__Exercise__
Using the listing below, report each line holding the string "грамоты".

== Dataset excerpts

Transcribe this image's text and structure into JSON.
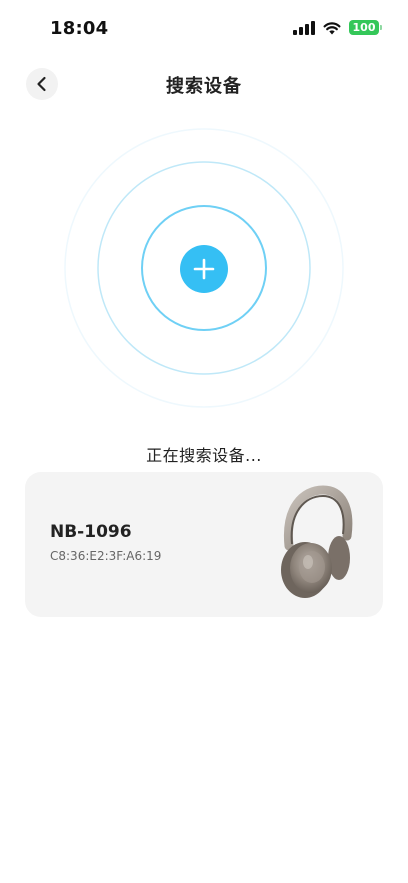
{
  "status_bar": {
    "time": "18:04",
    "battery_level": "100",
    "battery_color": "#34c759",
    "icons": [
      "signal-icon",
      "wifi-icon",
      "battery-icon"
    ]
  },
  "header": {
    "title": "搜索设备",
    "back_icon": "chevron-left-icon"
  },
  "radar": {
    "accent_color": "#35bff4",
    "center_icon": "plus-icon"
  },
  "search_status": {
    "text": "正在搜索设备..."
  },
  "devices": [
    {
      "name": "NB-1096",
      "mac": "C8:36:E2:3F:A6:19",
      "image": "headphones-image"
    }
  ]
}
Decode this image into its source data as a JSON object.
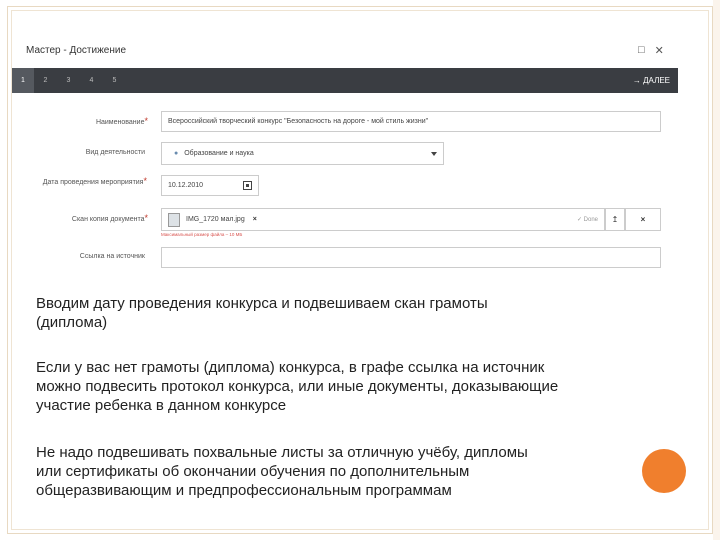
{
  "window": {
    "title": "Мастер - Достижение",
    "maximize_icon": "maximize-icon",
    "close_icon": "close-icon"
  },
  "wizard": {
    "steps": [
      "1",
      "2",
      "3",
      "4",
      "5"
    ],
    "next_label": "ДАЛЕЕ"
  },
  "form": {
    "name_label": "Наименование",
    "name_value": "Всероссийский творческий конкурс \"Безопасность на дороге - мой стиль жизни\"",
    "activity_label": "Вид деятельности",
    "activity_value": "Образование и наука",
    "date_label": "Дата проведения мероприятия",
    "date_value": "10.12.2010",
    "doc_label": "Скан копия документа",
    "doc_file": "IMG_1720 мал.jpg",
    "doc_status": "Done",
    "doc_hint": "Максимальный размер файла – 10 МБ",
    "link_label": "Ссылка на источник",
    "link_value": ""
  },
  "text": {
    "p1_line1": "Вводим дату проведения конкурса и подвешиваем скан грамоты",
    "p1_line2": "(диплома)",
    "p2_line1": "Если у вас нет грамоты (диплома) конкурса, в графе ссылка на источник",
    "p2_line2": "можно подвесить протокол конкурса, или иные документы, доказывающие",
    "p2_line3": "участие ребенка в данном конкурсе",
    "p3_line1": "Не надо подвешивать похвальные листы за отличную учёбу, дипломы",
    "p3_line2": "или сертификаты об окончании обучения по дополнительным",
    "p3_line3": "общеразвивающим и предпрофессиональным программам"
  },
  "colors": {
    "accent": "#f07f2d",
    "wizard_bar": "#3a3d42",
    "required": "#c0392b"
  }
}
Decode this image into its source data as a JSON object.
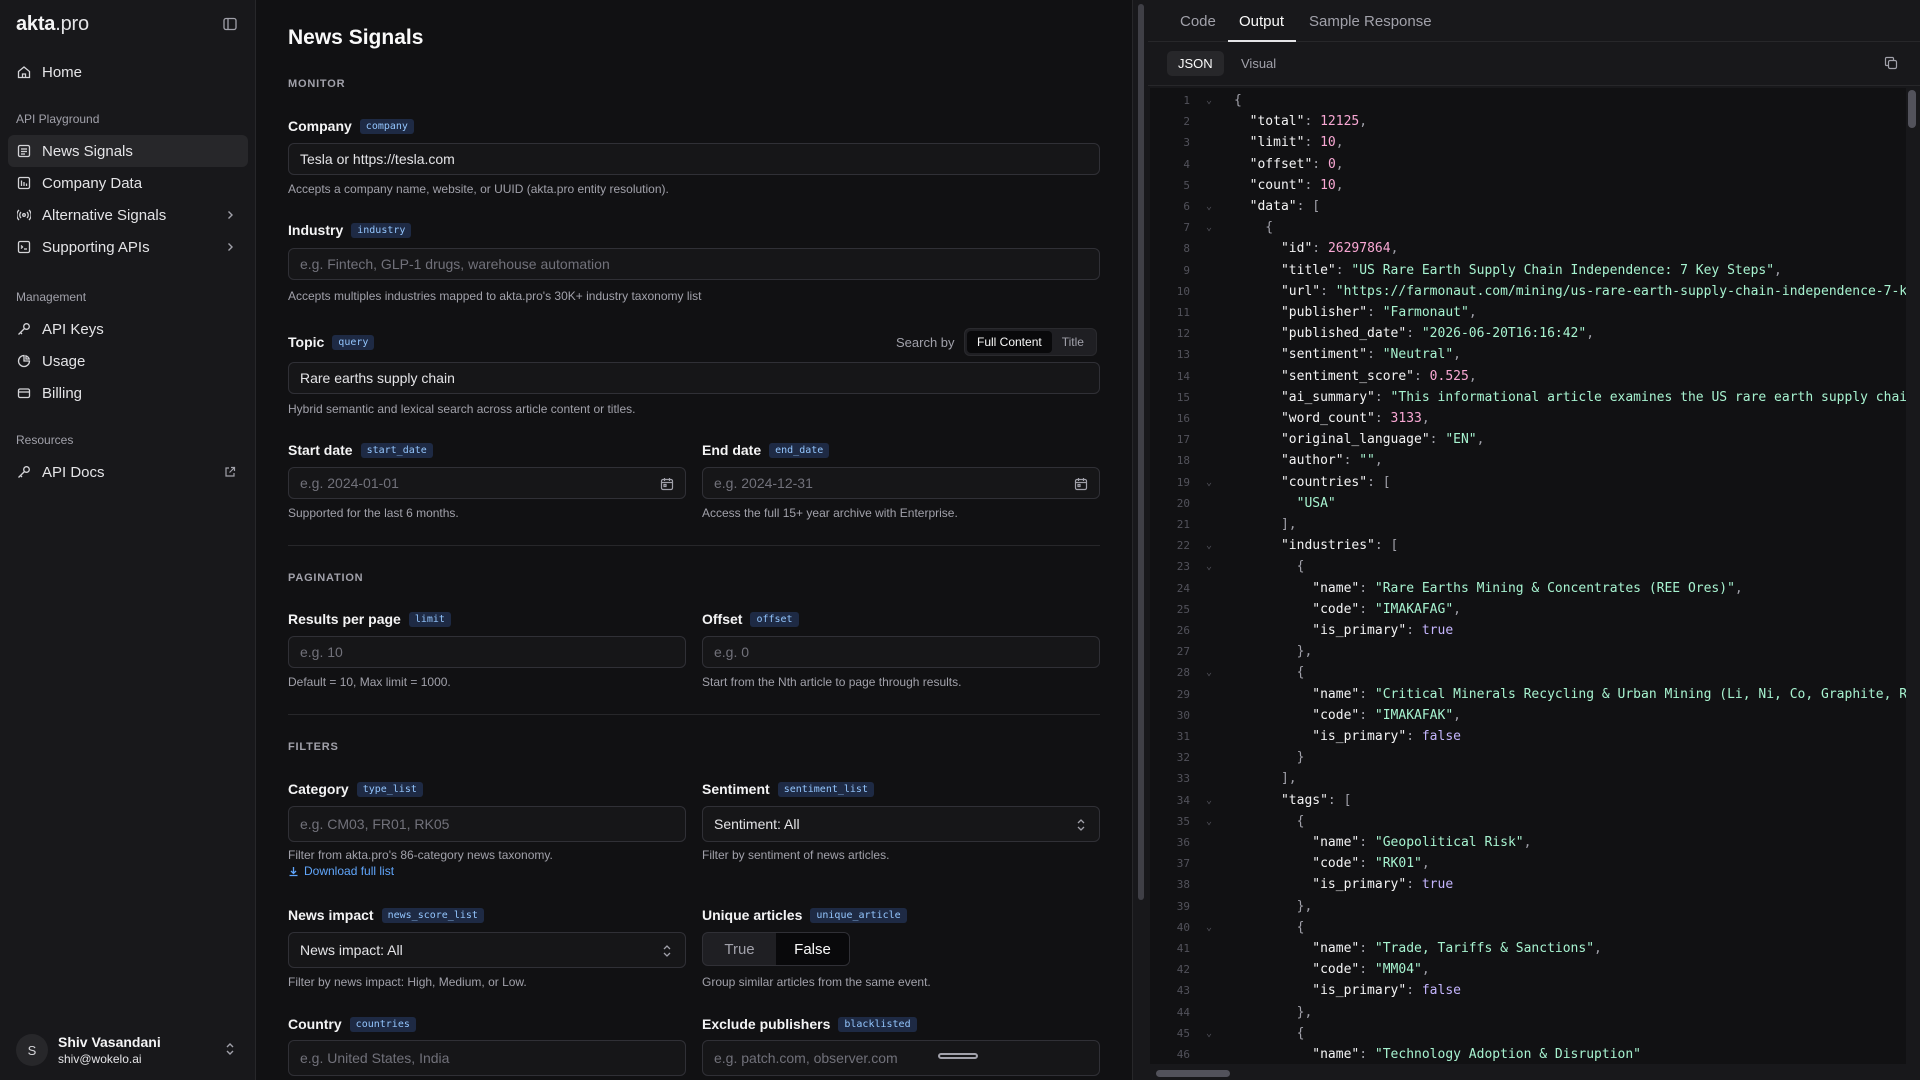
{
  "sidebar": {
    "brand_main": "akta",
    "brand_suffix": ".pro",
    "home": "Home",
    "section_playground": "API Playground",
    "news_signals": "News Signals",
    "company_data": "Company Data",
    "alternative_signals": "Alternative Signals",
    "supporting_apis": "Supporting APIs",
    "section_management": "Management",
    "api_keys": "API Keys",
    "usage": "Usage",
    "billing": "Billing",
    "section_resources": "Resources",
    "api_docs": "API Docs",
    "user_initial": "S",
    "user_name": "Shiv Vasandani",
    "user_email": "shiv@wokelo.ai"
  },
  "form": {
    "title": "News Signals",
    "monitor_label": "MONITOR",
    "company_label": "Company",
    "company_tag": "company",
    "company_value": "Tesla or https://tesla.com",
    "company_help": "Accepts a company name, website, or UUID (akta.pro entity resolution).",
    "industry_label": "Industry",
    "industry_tag": "industry",
    "industry_placeholder": "e.g. Fintech, GLP-1 drugs, warehouse automation",
    "industry_help": "Accepts multiples industries mapped to akta.pro's 30K+ industry taxonomy list",
    "topic_label": "Topic",
    "topic_tag": "query",
    "search_by": "Search by",
    "full_content": "Full Content",
    "title_opt": "Title",
    "topic_value": "Rare earths supply chain",
    "topic_help": "Hybrid semantic and lexical search across article content or titles.",
    "start_label": "Start date",
    "start_tag": "start_date",
    "start_placeholder": "e.g. 2024-01-01",
    "start_help": "Supported for the last 6 months.",
    "end_label": "End date",
    "end_tag": "end_date",
    "end_placeholder": "e.g. 2024-12-31",
    "end_help": "Access the full 15+ year archive with Enterprise.",
    "pagination_label": "PAGINATION",
    "results_label": "Results per page",
    "results_tag": "limit",
    "results_placeholder": "e.g. 10",
    "results_help": "Default = 10, Max limit = 1000.",
    "offset_label": "Offset",
    "offset_tag": "offset",
    "offset_placeholder": "e.g. 0",
    "offset_help": "Start from the Nth article to page through results.",
    "filters_label": "FILTERS",
    "category_label": "Category",
    "category_tag": "type_list",
    "category_placeholder": "e.g. CM03, FR01, RK05",
    "category_help": "Filter from akta.pro's 86-category news taxonomy.",
    "download_link": "Download full list",
    "sentiment_label": "Sentiment",
    "sentiment_tag": "sentiment_list",
    "sentiment_value": "Sentiment: All",
    "sentiment_help": "Filter by sentiment of news articles.",
    "impact_label": "News impact",
    "impact_tag": "news_score_list",
    "impact_value": "News impact: All",
    "impact_help": "Filter by news impact: High, Medium, or Low.",
    "unique_label": "Unique articles",
    "unique_tag": "unique_article",
    "unique_true": "True",
    "unique_false": "False",
    "unique_help": "Group similar articles from the same event.",
    "country_label": "Country",
    "country_tag": "countries",
    "country_placeholder": "e.g. United States, India",
    "exclude_label": "Exclude publishers",
    "exclude_tag": "blacklisted",
    "exclude_placeholder": "e.g. patch.com, observer.com"
  },
  "panel": {
    "tab_code": "Code",
    "tab_output": "Output",
    "tab_sample": "Sample Response",
    "sub_json": "JSON",
    "sub_visual": "Visual"
  },
  "code_lines": [
    [
      [
        "p",
        "{"
      ]
    ],
    [
      [
        "k",
        "  \"total\""
      ],
      [
        "p",
        ": "
      ],
      [
        "n",
        "12125"
      ],
      [
        "p",
        ","
      ]
    ],
    [
      [
        "k",
        "  \"limit\""
      ],
      [
        "p",
        ": "
      ],
      [
        "n",
        "10"
      ],
      [
        "p",
        ","
      ]
    ],
    [
      [
        "k",
        "  \"offset\""
      ],
      [
        "p",
        ": "
      ],
      [
        "n",
        "0"
      ],
      [
        "p",
        ","
      ]
    ],
    [
      [
        "k",
        "  \"count\""
      ],
      [
        "p",
        ": "
      ],
      [
        "n",
        "10"
      ],
      [
        "p",
        ","
      ]
    ],
    [
      [
        "k",
        "  \"data\""
      ],
      [
        "p",
        ": ["
      ]
    ],
    [
      [
        "p",
        "    {"
      ]
    ],
    [
      [
        "k",
        "      \"id\""
      ],
      [
        "p",
        ": "
      ],
      [
        "n",
        "26297864"
      ],
      [
        "p",
        ","
      ]
    ],
    [
      [
        "k",
        "      \"title\""
      ],
      [
        "p",
        ": "
      ],
      [
        "s",
        "\"US Rare Earth Supply Chain Independence: 7 Key Steps\""
      ],
      [
        "p",
        ","
      ]
    ],
    [
      [
        "k",
        "      \"url\""
      ],
      [
        "p",
        ": "
      ],
      [
        "s",
        "\"https://farmonaut.com/mining/us-rare-earth-supply-chain-independence-7-k"
      ]
    ],
    [
      [
        "k",
        "      \"publisher\""
      ],
      [
        "p",
        ": "
      ],
      [
        "s",
        "\"Farmonaut\""
      ],
      [
        "p",
        ","
      ]
    ],
    [
      [
        "k",
        "      \"published_date\""
      ],
      [
        "p",
        ": "
      ],
      [
        "s",
        "\"2026-06-20T16:16:42\""
      ],
      [
        "p",
        ","
      ]
    ],
    [
      [
        "k",
        "      \"sentiment\""
      ],
      [
        "p",
        ": "
      ],
      [
        "s",
        "\"Neutral\""
      ],
      [
        "p",
        ","
      ]
    ],
    [
      [
        "k",
        "      \"sentiment_score\""
      ],
      [
        "p",
        ": "
      ],
      [
        "n",
        "0.525"
      ],
      [
        "p",
        ","
      ]
    ],
    [
      [
        "k",
        "      \"ai_summary\""
      ],
      [
        "p",
        ": "
      ],
      [
        "s",
        "\"This informational article examines the US rare earth supply chai"
      ]
    ],
    [
      [
        "k",
        "      \"word_count\""
      ],
      [
        "p",
        ": "
      ],
      [
        "n",
        "3133"
      ],
      [
        "p",
        ","
      ]
    ],
    [
      [
        "k",
        "      \"original_language\""
      ],
      [
        "p",
        ": "
      ],
      [
        "s",
        "\"EN\""
      ],
      [
        "p",
        ","
      ]
    ],
    [
      [
        "k",
        "      \"author\""
      ],
      [
        "p",
        ": "
      ],
      [
        "s",
        "\"\""
      ],
      [
        "p",
        ","
      ]
    ],
    [
      [
        "k",
        "      \"countries\""
      ],
      [
        "p",
        ": ["
      ]
    ],
    [
      [
        "s",
        "        \"USA\""
      ]
    ],
    [
      [
        "p",
        "      ],"
      ]
    ],
    [
      [
        "k",
        "      \"industries\""
      ],
      [
        "p",
        ": ["
      ]
    ],
    [
      [
        "p",
        "        {"
      ]
    ],
    [
      [
        "k",
        "          \"name\""
      ],
      [
        "p",
        ": "
      ],
      [
        "s",
        "\"Rare Earths Mining & Concentrates (REE Ores)\""
      ],
      [
        "p",
        ","
      ]
    ],
    [
      [
        "k",
        "          \"code\""
      ],
      [
        "p",
        ": "
      ],
      [
        "s",
        "\"IMAKAFAG\""
      ],
      [
        "p",
        ","
      ]
    ],
    [
      [
        "k",
        "          \"is_primary\""
      ],
      [
        "p",
        ": "
      ],
      [
        "b",
        "true"
      ]
    ],
    [
      [
        "p",
        "        },"
      ]
    ],
    [
      [
        "p",
        "        {"
      ]
    ],
    [
      [
        "k",
        "          \"name\""
      ],
      [
        "p",
        ": "
      ],
      [
        "s",
        "\"Critical Minerals Recycling & Urban Mining (Li, Ni, Co, Graphite, R"
      ]
    ],
    [
      [
        "k",
        "          \"code\""
      ],
      [
        "p",
        ": "
      ],
      [
        "s",
        "\"IMAKAFAK\""
      ],
      [
        "p",
        ","
      ]
    ],
    [
      [
        "k",
        "          \"is_primary\""
      ],
      [
        "p",
        ": "
      ],
      [
        "b",
        "false"
      ]
    ],
    [
      [
        "p",
        "        }"
      ]
    ],
    [
      [
        "p",
        "      ],"
      ]
    ],
    [
      [
        "k",
        "      \"tags\""
      ],
      [
        "p",
        ": ["
      ]
    ],
    [
      [
        "p",
        "        {"
      ]
    ],
    [
      [
        "k",
        "          \"name\""
      ],
      [
        "p",
        ": "
      ],
      [
        "s",
        "\"Geopolitical Risk\""
      ],
      [
        "p",
        ","
      ]
    ],
    [
      [
        "k",
        "          \"code\""
      ],
      [
        "p",
        ": "
      ],
      [
        "s",
        "\"RK01\""
      ],
      [
        "p",
        ","
      ]
    ],
    [
      [
        "k",
        "          \"is_primary\""
      ],
      [
        "p",
        ": "
      ],
      [
        "b",
        "true"
      ]
    ],
    [
      [
        "p",
        "        },"
      ]
    ],
    [
      [
        "p",
        "        {"
      ]
    ],
    [
      [
        "k",
        "          \"name\""
      ],
      [
        "p",
        ": "
      ],
      [
        "s",
        "\"Trade, Tariffs & Sanctions\""
      ],
      [
        "p",
        ","
      ]
    ],
    [
      [
        "k",
        "          \"code\""
      ],
      [
        "p",
        ": "
      ],
      [
        "s",
        "\"MM04\""
      ],
      [
        "p",
        ","
      ]
    ],
    [
      [
        "k",
        "          \"is_primary\""
      ],
      [
        "p",
        ": "
      ],
      [
        "b",
        "false"
      ]
    ],
    [
      [
        "p",
        "        },"
      ]
    ],
    [
      [
        "p",
        "        {"
      ]
    ],
    [
      [
        "k",
        "          \"name\""
      ],
      [
        "p",
        ": "
      ],
      [
        "s",
        "\"Technology Adoption & Disruption\""
      ]
    ]
  ],
  "foldable_lines": [
    1,
    6,
    7,
    19,
    22,
    23,
    28,
    34,
    35,
    40,
    45
  ]
}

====

__Written solution__
    "p1_line1": "Вводим дату проведения конкурса и подвешиваем скан грамоты",
    "p2_line1": "Если у вас нет грамоты (диплома) конкурса, в графе ссылка на источник",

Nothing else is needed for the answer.